Exercise goal: The lines you return should be those containing the string "this", taken from the data below.

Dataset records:
☆ ☆ ☆ ☆ ☆ ☆ ☆
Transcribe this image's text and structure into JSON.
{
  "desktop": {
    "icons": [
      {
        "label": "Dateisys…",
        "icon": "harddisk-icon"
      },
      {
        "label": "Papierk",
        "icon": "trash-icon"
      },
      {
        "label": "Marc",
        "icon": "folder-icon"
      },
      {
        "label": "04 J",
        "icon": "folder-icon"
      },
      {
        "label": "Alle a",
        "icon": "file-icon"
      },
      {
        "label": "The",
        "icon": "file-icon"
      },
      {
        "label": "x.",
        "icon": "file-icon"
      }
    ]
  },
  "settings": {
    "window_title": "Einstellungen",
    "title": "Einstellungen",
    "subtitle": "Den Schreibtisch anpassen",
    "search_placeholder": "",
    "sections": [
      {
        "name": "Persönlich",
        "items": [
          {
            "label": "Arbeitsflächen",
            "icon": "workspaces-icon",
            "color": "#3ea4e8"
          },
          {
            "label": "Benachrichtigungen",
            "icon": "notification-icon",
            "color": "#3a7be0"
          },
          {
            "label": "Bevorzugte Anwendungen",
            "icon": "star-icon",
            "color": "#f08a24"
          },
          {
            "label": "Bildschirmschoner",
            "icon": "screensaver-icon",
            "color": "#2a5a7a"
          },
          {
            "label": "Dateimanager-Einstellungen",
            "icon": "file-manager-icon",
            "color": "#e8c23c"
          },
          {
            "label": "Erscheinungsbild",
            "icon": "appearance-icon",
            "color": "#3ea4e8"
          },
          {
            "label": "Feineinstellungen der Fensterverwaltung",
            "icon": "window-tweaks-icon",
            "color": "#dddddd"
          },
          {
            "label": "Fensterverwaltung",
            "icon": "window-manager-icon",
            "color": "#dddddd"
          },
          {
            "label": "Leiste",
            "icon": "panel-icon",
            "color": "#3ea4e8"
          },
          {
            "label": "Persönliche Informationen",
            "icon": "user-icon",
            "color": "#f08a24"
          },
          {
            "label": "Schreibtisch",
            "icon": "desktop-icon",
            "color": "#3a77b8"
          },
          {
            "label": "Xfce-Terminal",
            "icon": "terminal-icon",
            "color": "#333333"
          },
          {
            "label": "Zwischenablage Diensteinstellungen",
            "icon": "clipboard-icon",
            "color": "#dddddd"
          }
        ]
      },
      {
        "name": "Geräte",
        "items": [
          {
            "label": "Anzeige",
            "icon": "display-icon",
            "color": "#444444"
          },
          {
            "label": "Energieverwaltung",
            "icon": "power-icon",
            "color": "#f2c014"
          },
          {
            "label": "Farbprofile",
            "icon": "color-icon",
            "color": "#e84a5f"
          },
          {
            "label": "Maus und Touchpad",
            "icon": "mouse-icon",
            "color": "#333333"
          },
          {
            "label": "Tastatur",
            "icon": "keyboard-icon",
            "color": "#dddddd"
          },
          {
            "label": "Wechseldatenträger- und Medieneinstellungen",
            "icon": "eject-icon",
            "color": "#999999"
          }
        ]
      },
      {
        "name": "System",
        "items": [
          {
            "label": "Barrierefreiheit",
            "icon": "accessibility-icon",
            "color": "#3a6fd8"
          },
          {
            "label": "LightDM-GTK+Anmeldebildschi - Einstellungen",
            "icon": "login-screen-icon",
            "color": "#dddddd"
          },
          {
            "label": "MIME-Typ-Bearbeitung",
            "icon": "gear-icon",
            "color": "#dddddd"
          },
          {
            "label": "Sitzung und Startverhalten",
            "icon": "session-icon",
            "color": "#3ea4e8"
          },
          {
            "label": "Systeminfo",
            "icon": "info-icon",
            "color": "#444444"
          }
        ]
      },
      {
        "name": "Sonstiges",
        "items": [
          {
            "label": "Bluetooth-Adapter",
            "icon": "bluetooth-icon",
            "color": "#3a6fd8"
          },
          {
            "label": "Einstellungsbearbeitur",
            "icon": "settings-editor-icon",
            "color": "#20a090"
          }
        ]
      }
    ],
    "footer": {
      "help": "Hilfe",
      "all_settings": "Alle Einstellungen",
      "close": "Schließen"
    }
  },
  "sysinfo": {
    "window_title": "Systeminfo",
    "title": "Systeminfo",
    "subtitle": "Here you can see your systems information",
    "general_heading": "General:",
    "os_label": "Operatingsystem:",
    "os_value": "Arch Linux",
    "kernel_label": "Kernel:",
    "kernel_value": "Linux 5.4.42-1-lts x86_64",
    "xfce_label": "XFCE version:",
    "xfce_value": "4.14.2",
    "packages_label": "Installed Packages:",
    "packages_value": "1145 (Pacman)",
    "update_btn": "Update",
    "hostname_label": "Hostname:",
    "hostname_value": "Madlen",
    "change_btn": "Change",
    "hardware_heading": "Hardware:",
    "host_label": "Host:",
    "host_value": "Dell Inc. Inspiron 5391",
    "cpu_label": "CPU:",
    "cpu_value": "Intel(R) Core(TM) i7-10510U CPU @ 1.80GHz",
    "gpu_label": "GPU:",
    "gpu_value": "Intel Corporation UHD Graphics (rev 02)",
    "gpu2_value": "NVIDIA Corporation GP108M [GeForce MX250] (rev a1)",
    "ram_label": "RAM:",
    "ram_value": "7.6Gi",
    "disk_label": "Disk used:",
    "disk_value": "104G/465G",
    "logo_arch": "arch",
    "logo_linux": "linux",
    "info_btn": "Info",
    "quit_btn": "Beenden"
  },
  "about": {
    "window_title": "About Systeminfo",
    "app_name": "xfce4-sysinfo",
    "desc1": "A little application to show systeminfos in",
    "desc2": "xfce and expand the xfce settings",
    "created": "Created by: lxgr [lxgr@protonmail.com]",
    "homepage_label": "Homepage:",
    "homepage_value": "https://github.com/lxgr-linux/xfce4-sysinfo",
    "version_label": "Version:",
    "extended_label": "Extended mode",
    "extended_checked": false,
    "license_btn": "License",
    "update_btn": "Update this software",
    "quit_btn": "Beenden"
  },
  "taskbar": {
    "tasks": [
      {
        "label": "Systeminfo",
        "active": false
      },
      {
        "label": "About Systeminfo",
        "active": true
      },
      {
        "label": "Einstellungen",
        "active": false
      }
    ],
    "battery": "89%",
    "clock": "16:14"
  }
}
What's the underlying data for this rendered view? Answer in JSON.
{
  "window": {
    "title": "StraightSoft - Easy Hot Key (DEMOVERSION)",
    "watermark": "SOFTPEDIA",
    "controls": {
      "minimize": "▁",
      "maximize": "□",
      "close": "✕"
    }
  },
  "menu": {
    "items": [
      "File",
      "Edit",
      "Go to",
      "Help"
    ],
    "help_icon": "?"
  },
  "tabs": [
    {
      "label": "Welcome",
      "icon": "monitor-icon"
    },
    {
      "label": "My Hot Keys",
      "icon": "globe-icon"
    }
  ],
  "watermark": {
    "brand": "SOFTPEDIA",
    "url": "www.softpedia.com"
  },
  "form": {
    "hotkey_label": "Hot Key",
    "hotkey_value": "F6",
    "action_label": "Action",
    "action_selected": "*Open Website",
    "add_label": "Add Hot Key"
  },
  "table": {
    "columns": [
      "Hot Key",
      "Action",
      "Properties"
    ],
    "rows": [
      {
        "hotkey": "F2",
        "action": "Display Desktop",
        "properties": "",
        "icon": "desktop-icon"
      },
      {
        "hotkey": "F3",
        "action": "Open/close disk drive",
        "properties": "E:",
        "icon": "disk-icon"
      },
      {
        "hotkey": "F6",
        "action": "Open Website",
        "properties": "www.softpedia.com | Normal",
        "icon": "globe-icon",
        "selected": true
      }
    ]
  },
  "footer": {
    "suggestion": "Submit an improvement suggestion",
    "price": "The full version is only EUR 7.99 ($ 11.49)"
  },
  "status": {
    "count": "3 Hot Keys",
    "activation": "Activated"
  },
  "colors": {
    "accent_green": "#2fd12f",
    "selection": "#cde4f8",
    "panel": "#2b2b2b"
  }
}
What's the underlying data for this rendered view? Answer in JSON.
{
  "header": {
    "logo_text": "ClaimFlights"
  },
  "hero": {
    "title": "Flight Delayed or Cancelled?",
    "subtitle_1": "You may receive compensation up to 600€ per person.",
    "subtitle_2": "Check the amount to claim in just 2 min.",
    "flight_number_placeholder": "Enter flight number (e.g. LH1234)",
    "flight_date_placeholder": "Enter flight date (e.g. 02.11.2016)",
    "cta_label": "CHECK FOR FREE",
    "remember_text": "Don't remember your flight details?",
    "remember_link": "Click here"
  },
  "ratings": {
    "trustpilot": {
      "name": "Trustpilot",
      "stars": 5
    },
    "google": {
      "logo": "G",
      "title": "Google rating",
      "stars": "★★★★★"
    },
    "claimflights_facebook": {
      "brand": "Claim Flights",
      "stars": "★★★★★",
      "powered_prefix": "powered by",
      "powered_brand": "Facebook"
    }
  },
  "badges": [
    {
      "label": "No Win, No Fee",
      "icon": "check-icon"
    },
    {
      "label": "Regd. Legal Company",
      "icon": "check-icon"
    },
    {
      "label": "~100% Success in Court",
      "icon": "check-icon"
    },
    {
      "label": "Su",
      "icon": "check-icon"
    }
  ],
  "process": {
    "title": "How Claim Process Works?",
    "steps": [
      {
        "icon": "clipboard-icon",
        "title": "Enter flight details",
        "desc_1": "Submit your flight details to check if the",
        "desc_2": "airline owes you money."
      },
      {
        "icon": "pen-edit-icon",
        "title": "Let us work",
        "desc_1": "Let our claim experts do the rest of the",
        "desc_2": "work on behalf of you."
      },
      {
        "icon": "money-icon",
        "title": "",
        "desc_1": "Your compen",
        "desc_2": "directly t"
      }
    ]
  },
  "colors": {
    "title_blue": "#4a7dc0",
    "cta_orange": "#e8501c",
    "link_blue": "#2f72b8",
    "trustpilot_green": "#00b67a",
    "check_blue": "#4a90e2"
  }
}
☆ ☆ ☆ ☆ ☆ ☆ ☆
Answer for the task:
Transcribe this image's text and structure into JSON.
    "update_btn": "Update this software",
What's the underlying data for this rendered view? Answer in JSON.
What's the underlying data for this rendered view? Answer in JSON.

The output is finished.